◆ Work required ◆
Reproduce the entries in full and exactly. Pictures stay out.

───

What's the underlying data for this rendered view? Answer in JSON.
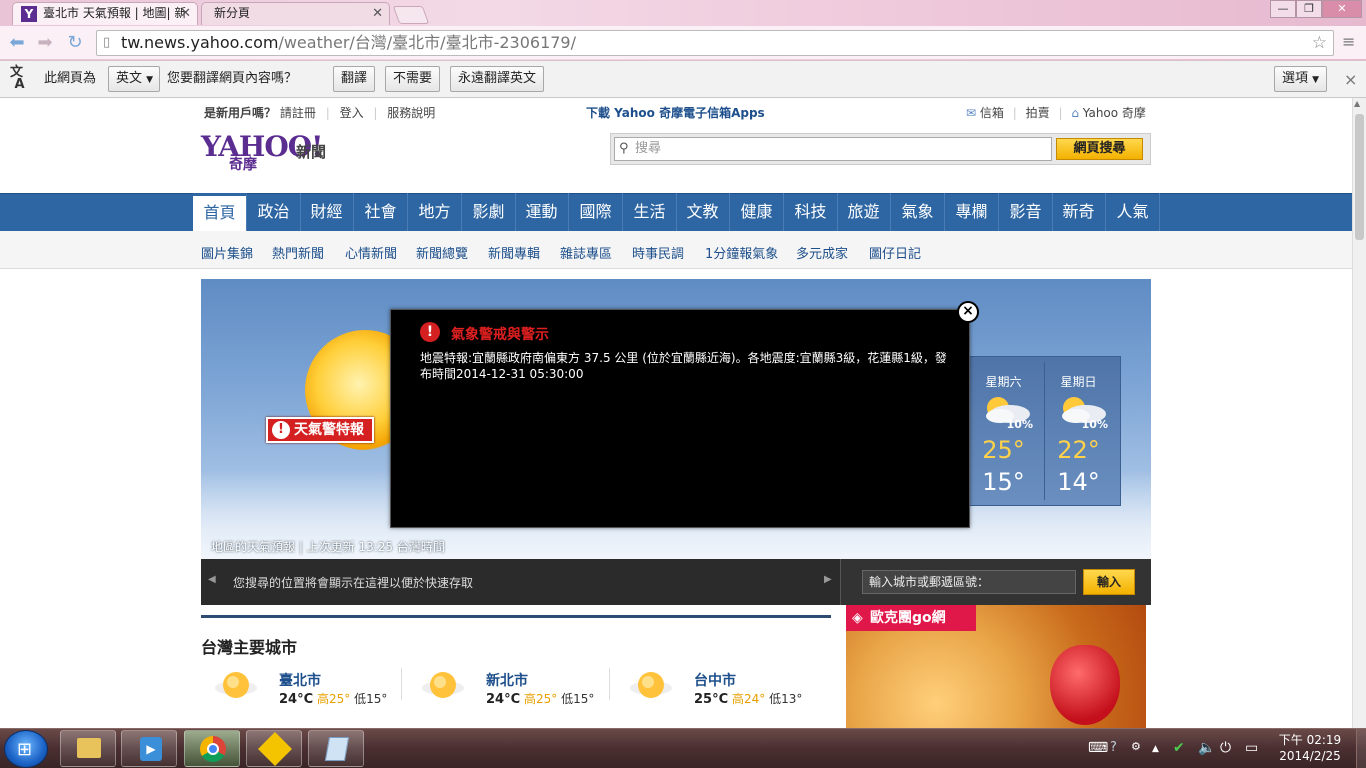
{
  "browser": {
    "tabs": [
      {
        "title": "臺北市 天氣預報 | 地圖| 新",
        "favicon": "Y"
      },
      {
        "title": "新分頁"
      }
    ],
    "url_domain": "tw.news.yahoo.com",
    "url_path": "/weather/台灣/臺北市/臺北市-2306179/",
    "window_buttons": [
      "—",
      "❐",
      "✕"
    ]
  },
  "translate_bar": {
    "prefix": "此網頁為",
    "language": "英文",
    "question": "您要翻譯網頁內容嗎？",
    "translate": "翻譯",
    "no": "不需要",
    "always": "永遠翻譯英文",
    "options": "選項",
    "close": "×"
  },
  "header": {
    "new_user": "是新用戶嗎？",
    "register": "請註冊",
    "login": "登入",
    "help": "服務說明",
    "promo": "下載 Yahoo 奇摩電子信箱Apps",
    "mail": "信箱",
    "auction": "拍賣",
    "home": "Yahoo 奇摩",
    "logo": "YAHOO!",
    "logo_sub": "奇摩",
    "logo_news": "新聞",
    "search_placeholder": "搜尋",
    "search_button": "網頁搜尋"
  },
  "nav": [
    "首頁",
    "政治",
    "財經",
    "社會",
    "地方",
    "影劇",
    "運動",
    "國際",
    "生活",
    "文教",
    "健康",
    "科技",
    "旅遊",
    "氣象",
    "專欄",
    "影音",
    "新奇",
    "人氣"
  ],
  "subnav": [
    "圖片集錦",
    "熱門新聞",
    "心情新聞",
    "新聞總覽",
    "新聞專輯",
    "雜誌專區",
    "時事民調",
    "1分鐘報氣象",
    "多元成家",
    "圖仔日記"
  ],
  "weather": {
    "alert_button": "天氣警特報",
    "caption": "地區的天氣預報 | 上次更新 13:25 台灣時間",
    "forecast": [
      {
        "day": "星期六",
        "precip": "10%",
        "high": "25°",
        "low": "15°"
      },
      {
        "day": "星期日",
        "precip": "10%",
        "high": "22°",
        "low": "14°"
      }
    ]
  },
  "modal": {
    "title": "氣象警戒與警示",
    "text": "地震特報:宜蘭縣政府南偏東方  37.5  公里 (位於宜蘭縣近海)。各地震度:宜蘭縣3級，花蓮縣1級，發布時間2014-12-31 05:30:00",
    "close": "×"
  },
  "location_bar": {
    "message": "您搜尋的位置將會顯示在這裡以便於快速存取",
    "input_placeholder": "輸入城市或郵遞區號：",
    "button": "輸入"
  },
  "cities": {
    "section_title": "台灣主要城市",
    "items": [
      {
        "name": "臺北市",
        "temp": "24°C",
        "high": "高25°",
        "low": "低15°"
      },
      {
        "name": "新北市",
        "temp": "24°C",
        "high": "高25°",
        "low": "低15°"
      },
      {
        "name": "台中市",
        "temp": "25°C",
        "high": "高24°",
        "low": "低13°"
      }
    ]
  },
  "ad": {
    "label": "歐克團go網"
  },
  "taskbar": {
    "time": "下午 02:19",
    "date": "2014/2/25"
  }
}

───

◆ Exercise result ◆
What's the underlying data for this rendered view? Answer in JSON.
{
  "browser": {
    "tabs": [
      {
        "title": "臺北市 天氣預報 | 地圖| 新",
        "favicon": "Y"
      },
      {
        "title": "新分頁"
      }
    ],
    "url_domain": "tw.news.yahoo.com",
    "url_path": "/weather/台灣/臺北市/臺北市-2306179/",
    "window_buttons": [
      "—",
      "❐",
      "✕"
    ]
  },
  "translate_bar": {
    "prefix": "此網頁為",
    "language": "英文",
    "question": "您要翻譯網頁內容嗎？",
    "translate": "翻譯",
    "no": "不需要",
    "always": "永遠翻譯英文",
    "options": "選項",
    "close": "×"
  },
  "header": {
    "new_user": "是新用戶嗎？",
    "register": "請註冊",
    "login": "登入",
    "help": "服務說明",
    "promo": "下載 Yahoo 奇摩電子信箱Apps",
    "mail": "信箱",
    "auction": "拍賣",
    "home": "Yahoo 奇摩",
    "logo": "YAHOO!",
    "logo_sub": "奇摩",
    "logo_news": "新聞",
    "search_placeholder": "搜尋",
    "search_button": "網頁搜尋"
  },
  "nav": [
    "首頁",
    "政治",
    "財經",
    "社會",
    "地方",
    "影劇",
    "運動",
    "國際",
    "生活",
    "文教",
    "健康",
    "科技",
    "旅遊",
    "氣象",
    "專欄",
    "影音",
    "新奇",
    "人氣"
  ],
  "subnav": [
    "圖片集錦",
    "熱門新聞",
    "心情新聞",
    "新聞總覽",
    "新聞專輯",
    "雜誌專區",
    "時事民調",
    "1分鐘報氣象",
    "多元成家",
    "圖仔日記"
  ],
  "weather": {
    "alert_button": "天氣警特報",
    "caption": "地區的天氣預報 | 上次更新 13:25 台灣時間",
    "forecast": [
      {
        "day": "星期六",
        "precip": "10%",
        "high": "25°",
        "low": "15°"
      },
      {
        "day": "星期日",
        "precip": "10%",
        "high": "22°",
        "low": "14°"
      }
    ]
  },
  "modal": {
    "title": "氣象警戒與警示",
    "text": "地震特報:宜蘭縣政府南偏東方  37.5  公里 (位於宜蘭縣近海)。各地震度:宜蘭縣3級，花蓮縣1級，發布時間2014-12-31 05:30:00",
    "close": "×"
  },
  "location_bar": {
    "message": "您搜尋的位置將會顯示在這裡以便於快速存取",
    "input_placeholder": "輸入城市或郵遞區號：",
    "button": "輸入"
  },
  "cities": {
    "section_title": "台灣主要城市",
    "items": [
      {
        "name": "臺北市",
        "temp": "24°C",
        "high": "高25°",
        "low": "低15°"
      },
      {
        "name": "新北市",
        "temp": "24°C",
        "high": "高25°",
        "low": "低15°"
      },
      {
        "name": "台中市",
        "temp": "25°C",
        "high": "高24°",
        "low": "低13°"
      }
    ]
  },
  "ad": {
    "label": "歐克團go網"
  },
  "taskbar": {
    "time": "下午 02:19",
    "date": "2014/2/25"
  }
}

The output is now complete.